As a gamer, I appreciate the included discrete GPU in a laptop that looks like it’s all business. Granted, the NVIDIA MX130 cannot compare to even a GTX 1050. The Flex 14 has an awesome mix of pleasure and performance in a fairly lightweight package for a 14″ laptop. For comparison, my Razer Blade Stealth 2017 weighs 2.93 lbs. For less than one more pound you get a larger display and a discrete GPU with the Flex 14. I’d also point out the keyboard on the Flex 14 is more comfortable to me than the Stealth. In favor of the Stealth, however, is it’s eGPU support. The Flex 14 lacks Thunderbolt 3.
Day to day performance is excellent. I rarely heard the fans spinning while I worked indoors through Microsoft Office and Chrome. Students and professionals can check the box on performance. But anyone seeking to leverage the dedicated GPU will need to research cautiously. The MX130 is not meant to crush Kingdom Come: Deliverance or Doom.
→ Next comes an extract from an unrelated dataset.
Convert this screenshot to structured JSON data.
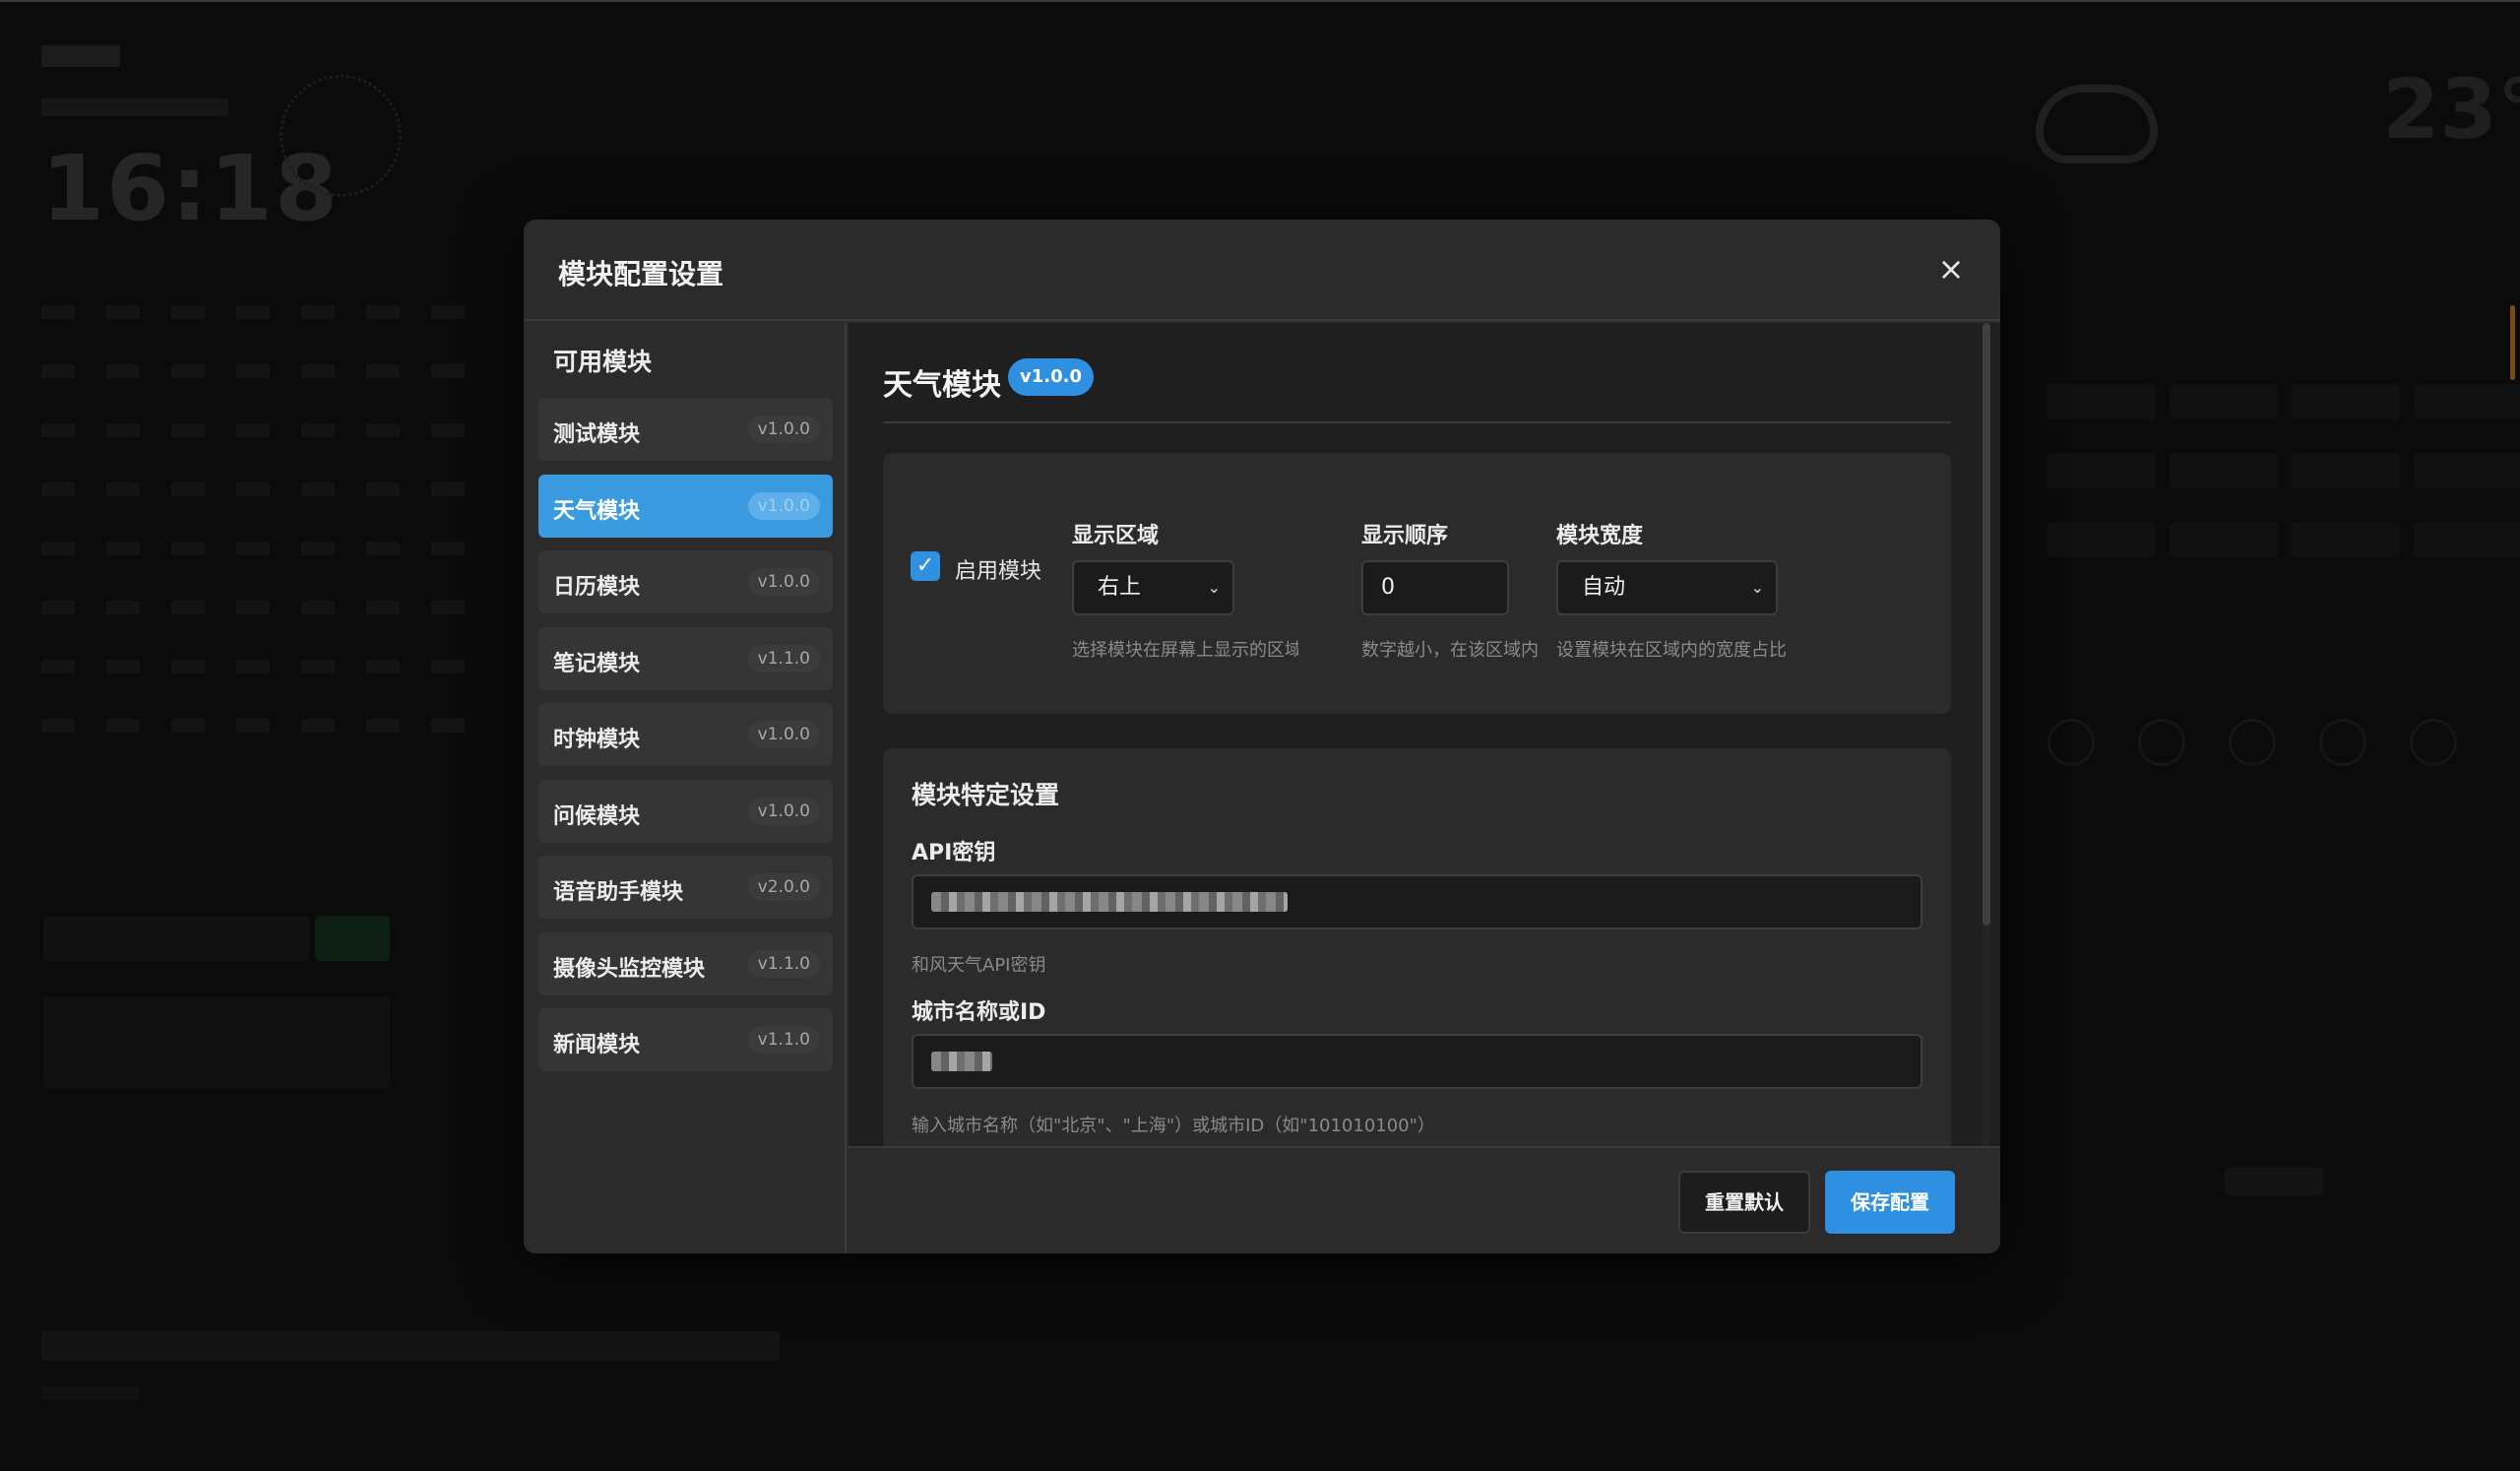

As you’ll read below, the MX130 is good enough to comfortably play games from the last generation, such as Dark Souls II. But up against newer games, like late 2017’s Vermintide 2, the game was only playable at low settings.
- Dark Souls II: 1080p, high settings -> 28-30 FPS consistently
- Vermintide 2: 1080p, low settings -> 28 – 42 FPS
Finally, battery life is really great when you’re not gaming. I was able to get 8-9 hours with the battery mode set to best battery life. In just 15 minutes you can charge the laptop to gain 2 hours of life. That’s rad!
Who is this For?
The Flex 14 can tackle just about anything the average consumer would throw at it. From Microsoft Office to light gaming – big thumbs up to Lenovo for this one. Just know you’re limited to the GPU you’re getting here and can’t connect an eGPU.